Every professional drywaller I’ve seen typically installs sheets of drywall horizontally, not vertically. The photo to the right shows what I mean. This guy is a friend of mine, Pete Paquet is his name, and he’s one of the best drywallers I know. I don’t think I’ve ever seen Pete hang drywall vertically except on short walls. One advantage with the horizontal approach is that you can make use of long sheets of drywall to minimize the total length of joints that need to be taped. In addition to 8-foot sheets, 10- and 12-footers are also carried by building supply outlets everywhere.
As long as you can get sheets of long drywall downstairs into the basement you’re working on, you might as well make use of them. Besides resulting in fewer joints, more of the total running feet of joint length will be four feet off the ground – the easiest height to cover in plaster and joint tape.

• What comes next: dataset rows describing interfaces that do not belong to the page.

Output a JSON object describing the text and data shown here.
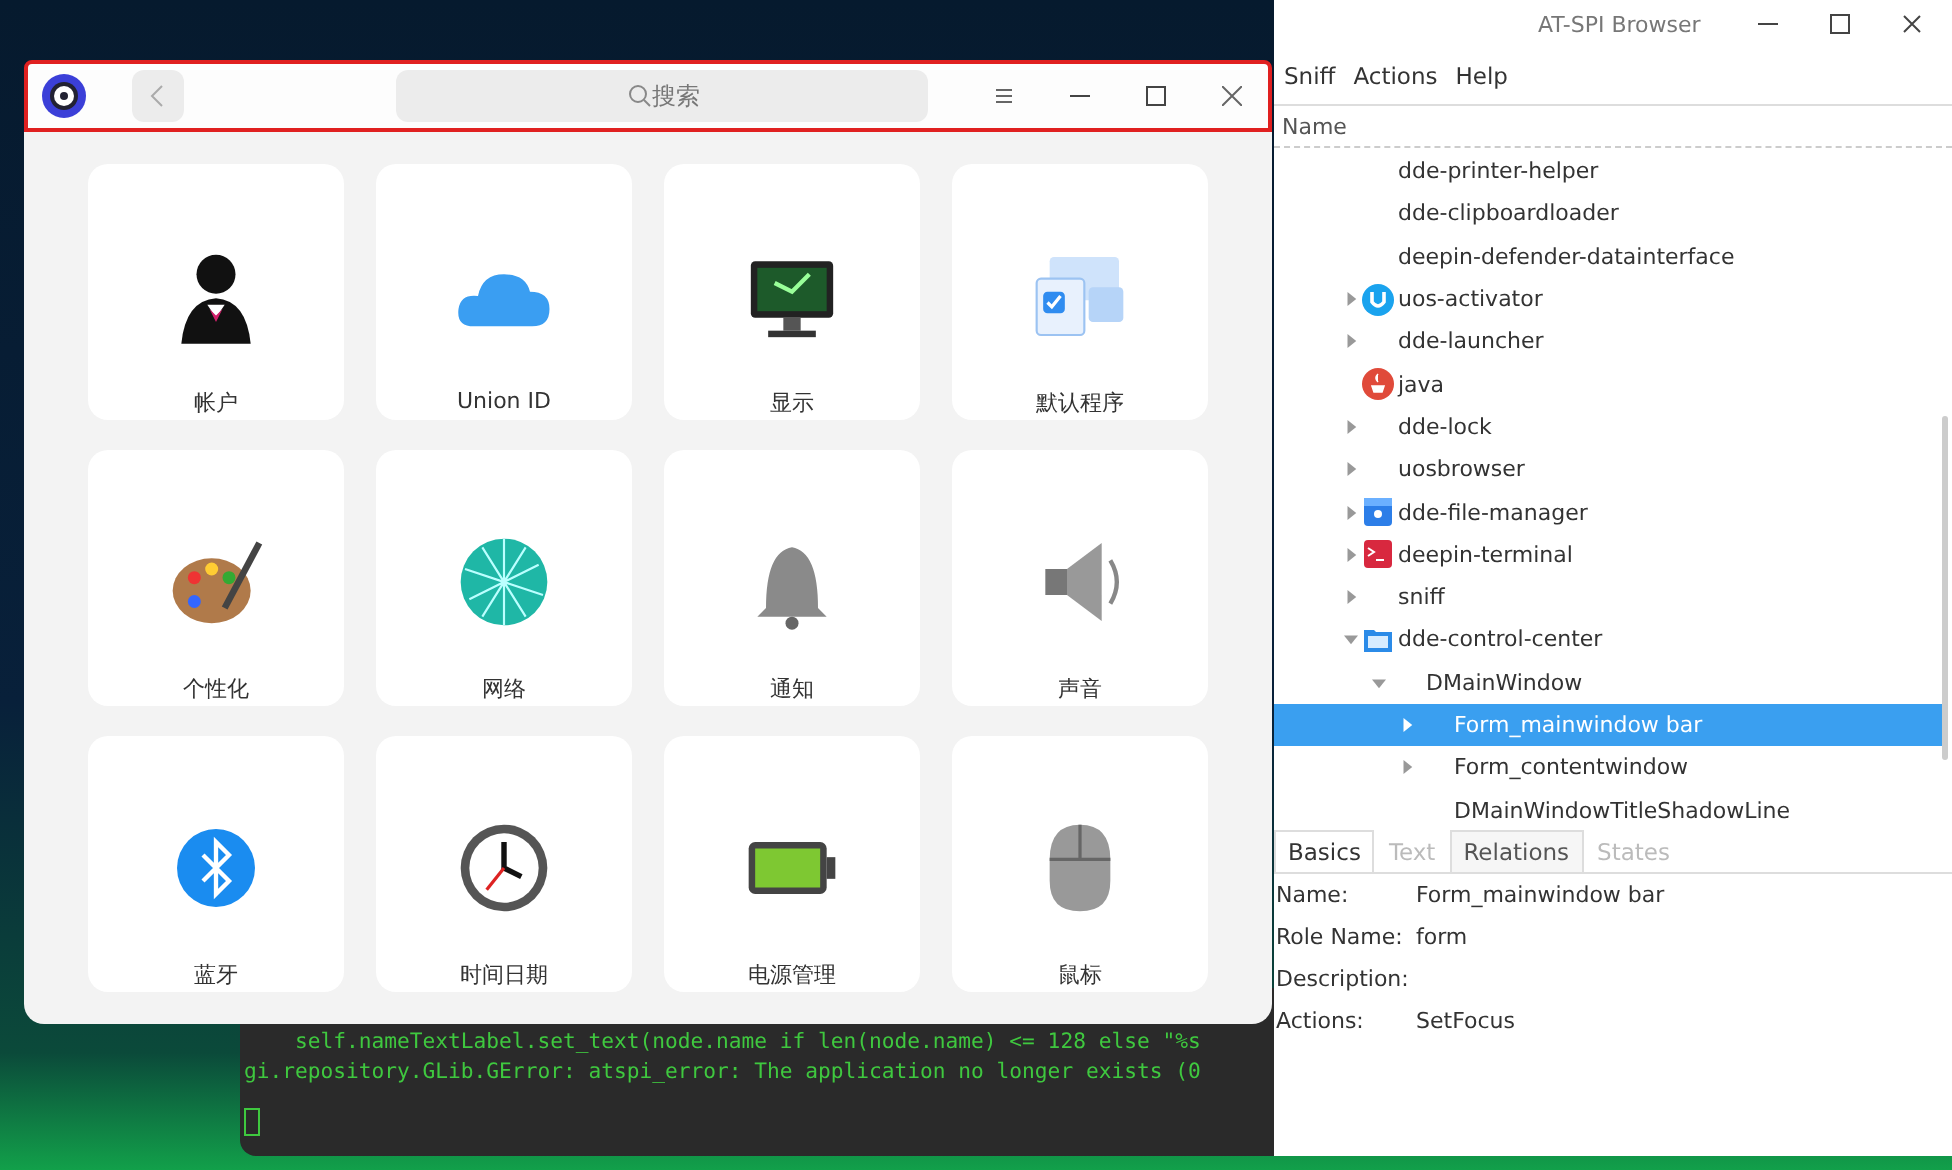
{
  "control_center": {
    "search": {
      "placeholder": "搜索"
    },
    "tiles": [
      {
        "label": "帐户"
      },
      {
        "label": "Union ID"
      },
      {
        "label": "显示"
      },
      {
        "label": "默认程序"
      },
      {
        "label": "个性化"
      },
      {
        "label": "网络"
      },
      {
        "label": "通知"
      },
      {
        "label": "声音"
      },
      {
        "label": "蓝牙"
      },
      {
        "label": "时间日期"
      },
      {
        "label": "电源管理"
      },
      {
        "label": "鼠标"
      }
    ]
  },
  "terminal": {
    "lines": [
      "    self.nameTextLabel.set_text(node.name if len(node.name) <= 128 else \"%s",
      "gi.repository.GLib.GError: atspi_error: The application no longer exists (0"
    ]
  },
  "atspi_browser": {
    "window": {
      "title": "AT-SPI Browser"
    },
    "menu": [
      "Sniff",
      "Actions",
      "Help"
    ],
    "tree": {
      "column": "Name",
      "items": [
        {
          "label": "dde-printer-helper",
          "selected": false
        },
        {
          "label": "dde-clipboardloader",
          "selected": false
        },
        {
          "label": "deepin-defender-datainterface",
          "selected": false
        },
        {
          "label": "uos-activator",
          "kind": "activator",
          "expanded": false,
          "selected": false
        },
        {
          "label": "dde-launcher",
          "expanded": false,
          "selected": false
        },
        {
          "label": "java",
          "kind": "java",
          "selected": false
        },
        {
          "label": "dde-lock",
          "expanded": false,
          "selected": false
        },
        {
          "label": "uosbrowser",
          "expanded": false,
          "selected": false
        },
        {
          "label": "dde-file-manager",
          "kind": "file-manager",
          "expanded": false,
          "selected": false
        },
        {
          "label": "deepin-terminal",
          "kind": "terminal",
          "expanded": false,
          "selected": false
        },
        {
          "label": "sniff",
          "expanded": false,
          "selected": false
        },
        {
          "label": "dde-control-center",
          "kind": "control-center",
          "expanded": true,
          "selected": false,
          "children": [
            {
              "label": "DMainWindow",
              "expanded": true,
              "selected": false,
              "children": [
                {
                  "label": "Form_mainwindow bar",
                  "expanded": false,
                  "selected": true
                },
                {
                  "label": "Form_contentwindow",
                  "expanded": false,
                  "selected": false
                },
                {
                  "label": "DMainWindowTitleShadowLine",
                  "selected": false
                }
              ]
            }
          ]
        }
      ]
    },
    "tabs": [
      {
        "label": "Basics",
        "selected": true,
        "disabled": false
      },
      {
        "label": "Text",
        "selected": false,
        "disabled": true
      },
      {
        "label": "Relations",
        "selected": false,
        "disabled": false
      },
      {
        "label": "States",
        "selected": false,
        "disabled": true
      }
    ],
    "properties": [
      {
        "label": "Name:",
        "value": "Form_mainwindow bar"
      },
      {
        "label": "Role Name:",
        "value": "form"
      },
      {
        "label": "Description:"
      },
      {
        "label": "Actions:",
        "value": "SetFocus"
      }
    ]
  }
}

Another advantage to horizontal installation is visual. For reasons that aren’t obvious, flaws in horizontal joints are more difficult to see than those in vertical joints.Another issue to consider is soundproofing your ceiling. I’ve written about this before and it’s especially important in a basement. By anchoring the ceiling drywall to strips of metal called ‘resilient channel’ (instead of to the ceiling joists directly), you’ll greatly enhance the sound resistance of the installation. Resilient channel isn’t expensive and it’s easy to install. Simply run it every 16 inches across your ceiling, anchored by screws driven into the joists, beginning near the outside walls. The drywall is secured with screws driven into the resilient channel only, not into the joists.

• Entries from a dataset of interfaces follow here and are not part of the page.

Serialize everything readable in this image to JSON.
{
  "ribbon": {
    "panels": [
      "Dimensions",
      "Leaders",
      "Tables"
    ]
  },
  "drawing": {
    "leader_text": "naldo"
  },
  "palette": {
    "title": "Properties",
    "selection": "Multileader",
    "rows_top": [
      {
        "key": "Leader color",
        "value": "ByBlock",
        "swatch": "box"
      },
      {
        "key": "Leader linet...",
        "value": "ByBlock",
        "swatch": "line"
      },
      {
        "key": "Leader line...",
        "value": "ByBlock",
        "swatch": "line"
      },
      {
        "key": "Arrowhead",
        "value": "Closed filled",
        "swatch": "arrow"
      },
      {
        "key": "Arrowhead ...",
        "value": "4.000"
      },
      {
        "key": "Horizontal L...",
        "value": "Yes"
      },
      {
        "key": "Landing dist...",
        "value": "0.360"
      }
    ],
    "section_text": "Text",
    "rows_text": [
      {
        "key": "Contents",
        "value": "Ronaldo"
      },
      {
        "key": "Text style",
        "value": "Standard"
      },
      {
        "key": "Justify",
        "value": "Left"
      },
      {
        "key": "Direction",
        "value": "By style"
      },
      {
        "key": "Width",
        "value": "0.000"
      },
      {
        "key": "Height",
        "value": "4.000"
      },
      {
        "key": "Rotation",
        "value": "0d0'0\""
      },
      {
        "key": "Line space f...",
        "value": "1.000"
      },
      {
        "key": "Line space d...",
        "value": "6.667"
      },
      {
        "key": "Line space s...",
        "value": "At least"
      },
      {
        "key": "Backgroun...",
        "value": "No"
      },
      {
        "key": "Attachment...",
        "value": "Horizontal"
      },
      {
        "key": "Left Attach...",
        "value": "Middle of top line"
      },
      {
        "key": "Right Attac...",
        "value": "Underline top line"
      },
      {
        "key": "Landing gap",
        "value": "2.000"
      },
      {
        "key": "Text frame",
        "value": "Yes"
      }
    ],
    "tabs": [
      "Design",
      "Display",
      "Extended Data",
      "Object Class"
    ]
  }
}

You might find it interesting to know that drywall is used in places where you wouldn’t immediately think of the stuff. Venice, Italy, is a case in point. I took the photo to the left back in 2012 as a “work boat” pulled up to a Venetian home under renovation. It stands to reason that contractors would use boats instead of pickup trucks in a city with canals instead of roads. But just the same, it’s quite striking to see work happening with boars when you’re not used to it. You can see the drywall scraps on the deck of the boat.
No discussion about basement drywall would be complete without warnings about moisture and mold. Even today many basements are finished in ways that promote mold and poor indoor air quality by using wood frame walls, fibre insulation and vapour barriers below grade. The problem stems from the fact that even though the basement environment is very different than above-ground spaces, most basements are not finished differently. The video below shows one basement finishing alternative that eliminates the tendency to grow mold.